--- Requirement ---
Whenever a line in the entries below contains "Pkts", copy that line.

--- START ---

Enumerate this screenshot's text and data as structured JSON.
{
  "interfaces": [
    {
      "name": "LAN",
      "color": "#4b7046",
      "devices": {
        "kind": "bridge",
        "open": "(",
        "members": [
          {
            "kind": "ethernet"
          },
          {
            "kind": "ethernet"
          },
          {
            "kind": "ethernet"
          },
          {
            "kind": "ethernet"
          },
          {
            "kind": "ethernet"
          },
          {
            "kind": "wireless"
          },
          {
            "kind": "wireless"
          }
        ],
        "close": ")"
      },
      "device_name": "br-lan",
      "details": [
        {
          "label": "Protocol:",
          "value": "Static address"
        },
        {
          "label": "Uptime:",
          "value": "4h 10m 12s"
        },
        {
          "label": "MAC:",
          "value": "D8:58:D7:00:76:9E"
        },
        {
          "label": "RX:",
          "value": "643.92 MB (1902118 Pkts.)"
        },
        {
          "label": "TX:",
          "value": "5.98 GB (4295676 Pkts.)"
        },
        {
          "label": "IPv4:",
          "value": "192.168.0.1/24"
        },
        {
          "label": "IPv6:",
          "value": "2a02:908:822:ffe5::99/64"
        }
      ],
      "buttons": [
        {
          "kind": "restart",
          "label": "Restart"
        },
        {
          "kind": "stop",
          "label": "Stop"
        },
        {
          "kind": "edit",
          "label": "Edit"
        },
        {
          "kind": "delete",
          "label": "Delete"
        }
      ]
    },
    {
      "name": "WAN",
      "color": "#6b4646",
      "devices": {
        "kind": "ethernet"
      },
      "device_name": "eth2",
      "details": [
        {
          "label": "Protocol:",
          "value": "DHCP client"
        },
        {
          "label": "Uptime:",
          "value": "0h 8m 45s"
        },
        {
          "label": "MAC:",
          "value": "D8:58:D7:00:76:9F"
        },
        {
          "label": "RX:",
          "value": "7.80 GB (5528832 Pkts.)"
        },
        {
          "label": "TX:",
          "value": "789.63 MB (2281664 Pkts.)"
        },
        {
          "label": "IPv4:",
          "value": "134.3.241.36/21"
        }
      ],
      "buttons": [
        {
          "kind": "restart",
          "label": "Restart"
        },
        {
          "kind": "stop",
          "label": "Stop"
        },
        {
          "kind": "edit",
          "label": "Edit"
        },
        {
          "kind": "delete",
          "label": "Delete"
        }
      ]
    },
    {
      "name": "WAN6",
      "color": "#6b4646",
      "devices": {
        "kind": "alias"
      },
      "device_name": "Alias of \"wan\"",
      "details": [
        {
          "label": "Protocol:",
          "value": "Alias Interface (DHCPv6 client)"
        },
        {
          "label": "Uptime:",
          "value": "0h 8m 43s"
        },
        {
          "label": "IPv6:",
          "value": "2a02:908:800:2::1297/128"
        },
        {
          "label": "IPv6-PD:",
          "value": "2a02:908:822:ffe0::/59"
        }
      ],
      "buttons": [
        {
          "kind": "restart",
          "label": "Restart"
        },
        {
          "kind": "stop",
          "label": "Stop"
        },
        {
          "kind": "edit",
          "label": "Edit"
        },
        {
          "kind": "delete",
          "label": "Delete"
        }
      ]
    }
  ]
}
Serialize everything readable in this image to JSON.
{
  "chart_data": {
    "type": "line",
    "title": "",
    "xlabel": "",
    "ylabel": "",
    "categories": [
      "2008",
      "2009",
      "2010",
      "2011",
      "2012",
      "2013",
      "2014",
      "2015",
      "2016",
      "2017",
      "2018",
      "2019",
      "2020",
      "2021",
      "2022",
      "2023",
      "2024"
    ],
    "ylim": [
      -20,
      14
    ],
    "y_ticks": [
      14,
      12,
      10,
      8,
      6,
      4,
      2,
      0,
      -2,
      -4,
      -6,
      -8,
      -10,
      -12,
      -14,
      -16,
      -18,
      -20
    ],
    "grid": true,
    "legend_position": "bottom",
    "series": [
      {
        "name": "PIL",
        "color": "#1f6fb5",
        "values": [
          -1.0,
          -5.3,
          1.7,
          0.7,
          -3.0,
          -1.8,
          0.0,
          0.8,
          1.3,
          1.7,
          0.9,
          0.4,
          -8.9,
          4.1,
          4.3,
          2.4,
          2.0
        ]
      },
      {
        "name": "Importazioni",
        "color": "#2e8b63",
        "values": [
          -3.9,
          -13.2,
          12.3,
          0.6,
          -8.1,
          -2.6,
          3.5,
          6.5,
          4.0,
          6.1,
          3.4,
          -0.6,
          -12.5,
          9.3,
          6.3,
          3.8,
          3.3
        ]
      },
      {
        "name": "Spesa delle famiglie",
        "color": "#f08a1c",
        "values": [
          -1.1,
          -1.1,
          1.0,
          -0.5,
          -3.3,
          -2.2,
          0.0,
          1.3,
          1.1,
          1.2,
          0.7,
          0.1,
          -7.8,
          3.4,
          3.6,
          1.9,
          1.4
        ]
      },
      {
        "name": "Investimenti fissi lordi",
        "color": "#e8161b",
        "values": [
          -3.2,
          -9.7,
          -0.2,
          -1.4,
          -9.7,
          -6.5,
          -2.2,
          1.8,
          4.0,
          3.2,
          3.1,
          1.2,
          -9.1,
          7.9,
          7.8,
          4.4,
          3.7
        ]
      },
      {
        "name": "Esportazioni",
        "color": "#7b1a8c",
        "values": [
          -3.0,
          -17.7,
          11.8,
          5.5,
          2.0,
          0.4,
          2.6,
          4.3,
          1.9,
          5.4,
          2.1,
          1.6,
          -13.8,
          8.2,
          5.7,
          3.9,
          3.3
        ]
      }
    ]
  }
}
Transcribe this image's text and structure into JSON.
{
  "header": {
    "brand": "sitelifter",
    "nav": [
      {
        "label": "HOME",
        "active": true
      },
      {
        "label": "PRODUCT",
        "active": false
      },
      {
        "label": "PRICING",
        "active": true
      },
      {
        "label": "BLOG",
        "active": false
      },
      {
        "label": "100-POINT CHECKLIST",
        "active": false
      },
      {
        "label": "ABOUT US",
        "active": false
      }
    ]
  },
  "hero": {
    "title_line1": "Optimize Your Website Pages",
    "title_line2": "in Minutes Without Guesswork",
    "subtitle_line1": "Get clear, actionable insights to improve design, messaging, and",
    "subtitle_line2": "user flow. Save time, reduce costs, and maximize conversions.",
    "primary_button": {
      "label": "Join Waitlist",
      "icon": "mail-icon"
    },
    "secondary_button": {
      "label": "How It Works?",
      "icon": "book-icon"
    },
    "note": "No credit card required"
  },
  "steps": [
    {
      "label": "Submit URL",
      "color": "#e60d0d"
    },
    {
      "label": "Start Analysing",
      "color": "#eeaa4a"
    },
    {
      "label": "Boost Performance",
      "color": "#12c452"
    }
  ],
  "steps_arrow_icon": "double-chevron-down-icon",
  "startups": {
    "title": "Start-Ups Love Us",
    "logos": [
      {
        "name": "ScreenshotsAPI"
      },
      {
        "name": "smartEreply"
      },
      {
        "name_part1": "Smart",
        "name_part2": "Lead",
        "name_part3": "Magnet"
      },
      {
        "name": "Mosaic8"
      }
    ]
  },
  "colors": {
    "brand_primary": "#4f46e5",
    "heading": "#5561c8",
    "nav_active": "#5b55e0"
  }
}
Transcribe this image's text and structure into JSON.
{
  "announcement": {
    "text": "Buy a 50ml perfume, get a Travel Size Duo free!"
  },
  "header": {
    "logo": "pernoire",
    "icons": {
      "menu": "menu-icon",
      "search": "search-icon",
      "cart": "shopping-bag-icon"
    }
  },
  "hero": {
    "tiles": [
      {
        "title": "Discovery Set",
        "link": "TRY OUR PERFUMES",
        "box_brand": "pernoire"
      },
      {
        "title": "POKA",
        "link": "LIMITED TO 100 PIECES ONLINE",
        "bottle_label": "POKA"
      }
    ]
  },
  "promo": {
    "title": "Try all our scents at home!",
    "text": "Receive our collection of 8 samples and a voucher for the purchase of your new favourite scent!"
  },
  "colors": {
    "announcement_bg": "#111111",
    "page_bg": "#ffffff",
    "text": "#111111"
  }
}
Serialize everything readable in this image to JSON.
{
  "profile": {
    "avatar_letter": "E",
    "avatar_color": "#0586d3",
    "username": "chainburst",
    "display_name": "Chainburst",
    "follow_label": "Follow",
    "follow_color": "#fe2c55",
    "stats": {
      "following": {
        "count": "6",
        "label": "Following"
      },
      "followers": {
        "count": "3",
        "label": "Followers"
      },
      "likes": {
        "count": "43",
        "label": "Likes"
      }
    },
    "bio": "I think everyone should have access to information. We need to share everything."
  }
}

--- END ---

--- Answer to the problem ---
          "value": "643.92 MB (1902118 Pkts.)"
          "value": "5.98 GB (4295676 Pkts.)"
          "value": "7.80 GB (5528832 Pkts.)"
          "value": "789.63 MB (2281664 Pkts.)"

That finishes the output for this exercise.